Usually, when I write, I force myself to do it kind of chronologically. I like the endings of my stories to have the most punch, and I always find the most emotional scenes the most fun to write. So I save them, like little treats and make myself write the other scenes by promising, “get through this, and *then* they can kiss.” But if I get stuck – and this happens a lot – one of the ways I get around it is by skipping ahead and either writing a scene that I had planned to write, or skipping ahead and writing a scene that doesn’t really make sense, but that is fun and entertaining. Then I write backwards and try to reconcile the new scene with the existing story.
Write the reviews of the finished novel? Kind of goes along with the envision the cover.
[…] I shall make up for it tonight, though – I have the cash squirreled away for take-out pizza, so I shall cycle back from my place of day-work, shower, then bind my hands to the keyboard for the whole night. I feel this is a chance to put into practice the most important piece of advice in Chuck Wendig’s list of tips for getting past the sticking point: […]
[…] Chuck Wendig. I am pretty sure his article Jump Starting a Stalled Novel will save lives – my own maybe. Definitely my beloved characters. This section especially […]
This is the coolest post I have ever read about tackling that shit called writer’s block, or jumpstarting a stalling novel. I just googled the exact words, tbh. I have one finished novel which took four years to finish and two years to be edited, and an agent is reading it now. It was very long and I cut down it to half. Because I was still in med college and had no laptop and all, the novel took time to complete, but never had I had writer’s block with it. Or even if I had, I could simply tackle it. Some things that have worked for me then when stalling are:
1. Reading a book of the same genre makes the juices flow again. Some book somewhere inspired each of us to write a story. Remembering those characters will help tremendously.

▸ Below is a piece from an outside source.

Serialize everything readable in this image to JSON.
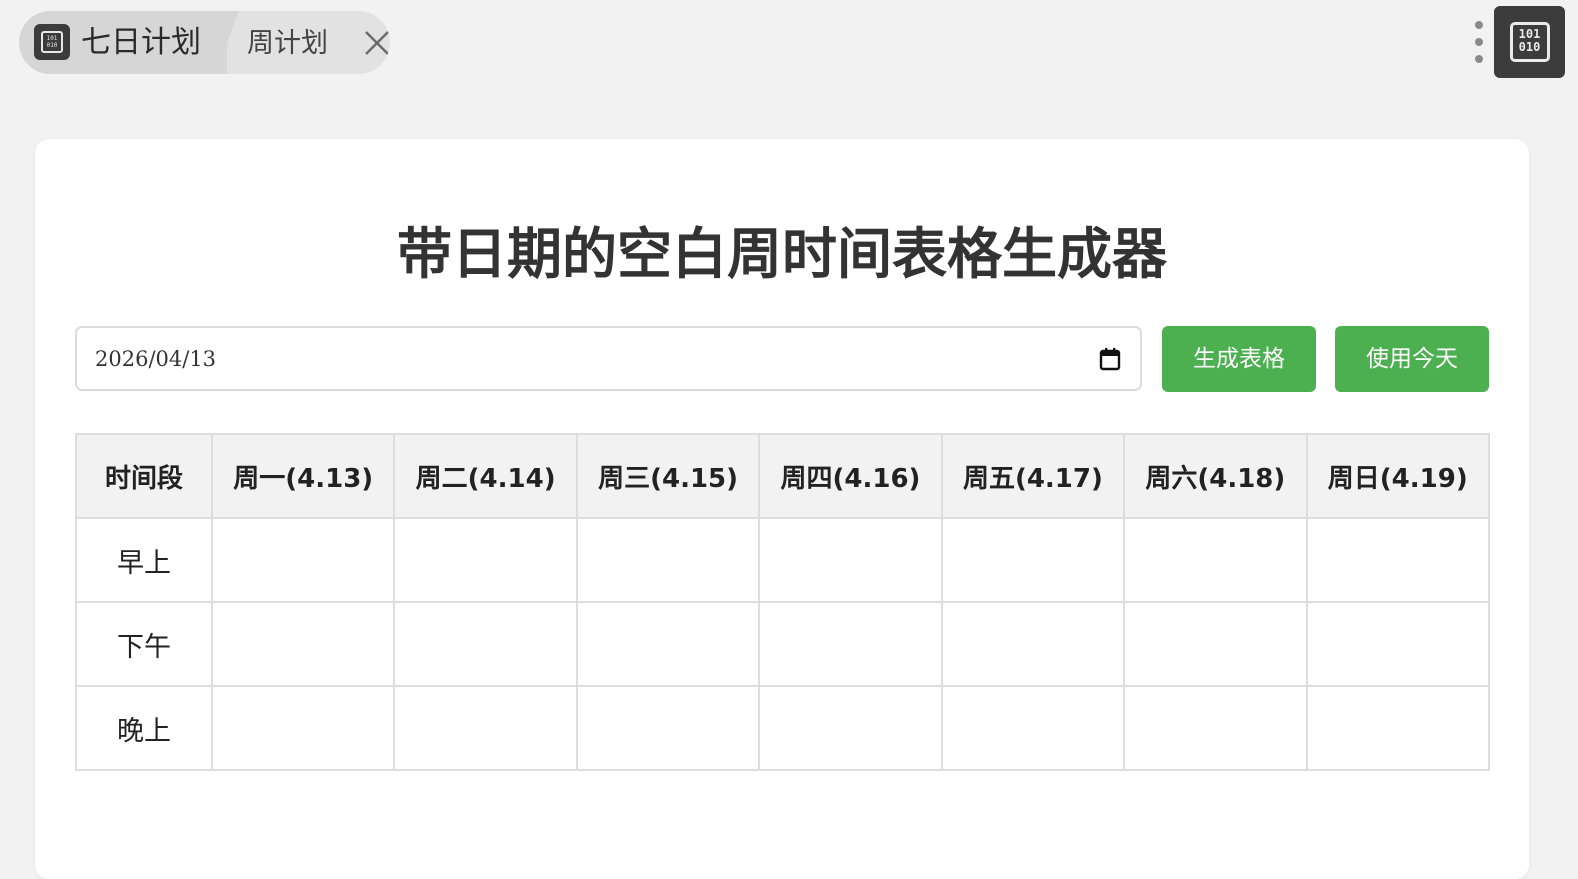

2. Whenever I am in block, I turn to poetry. As a poet and a fiction writer, I interchange it whenever one gets blocked. But as of now, both are in block for me.
3. Watching movies of the same genre. I stick to the same genre because it can excite the same centres in our brain.
4. Reading what has been written so far is one of the best ways to get into the story. My first novel could pull me into it, though I don’t get the same pull from the work-in-non-progress.
5. Like another writer commented here, appreciation is a big thing and like you mentioned, finding someone to talk about the book. I tend to write again or get back into form and even get insights about the story, about where to go from there, after I talk with someone about it. Sometimes all it takes is a prospective future reader telling us how brilliant the plot is, or the sample chapter is, for us to fall in love with the story again (the masturbatory loveletter with the help of a loyal partner in crime, as you would call it.) I begin with sharing the synopsis which leads to the next point.
6. Writing the back cover blurb for your future book. It helps us to envision the whole story in the most attractive way. We can always change it, too.
I now see how I had applied the points you said to reach the end of my first story. This is a great post. Thank you for taking me back to my own knowledge. 🙂
[…] isn’t writing itself, is it now? One blogger suggested changing up your writing routine. terribleminds recommends, “…make a change as to your writing habits. Maybe for a day. Maybe for a […]
Just finished Wendig’s “jump start” article, apparently written 7 years or so ago. But got me to thinkin’. After massive stalling out a while back, I got fired up so added the cutest little puppy in the middle of the book. Everybody luuuves Bandit. But now stalling out again, I’m thinkin’ the killer of people could kill off Bandit – run over her, shoot her, tie her in a burlap bag and throw her in the river. My characters might get mad at me though and refuse to speak to me again. What do you think, dear writer?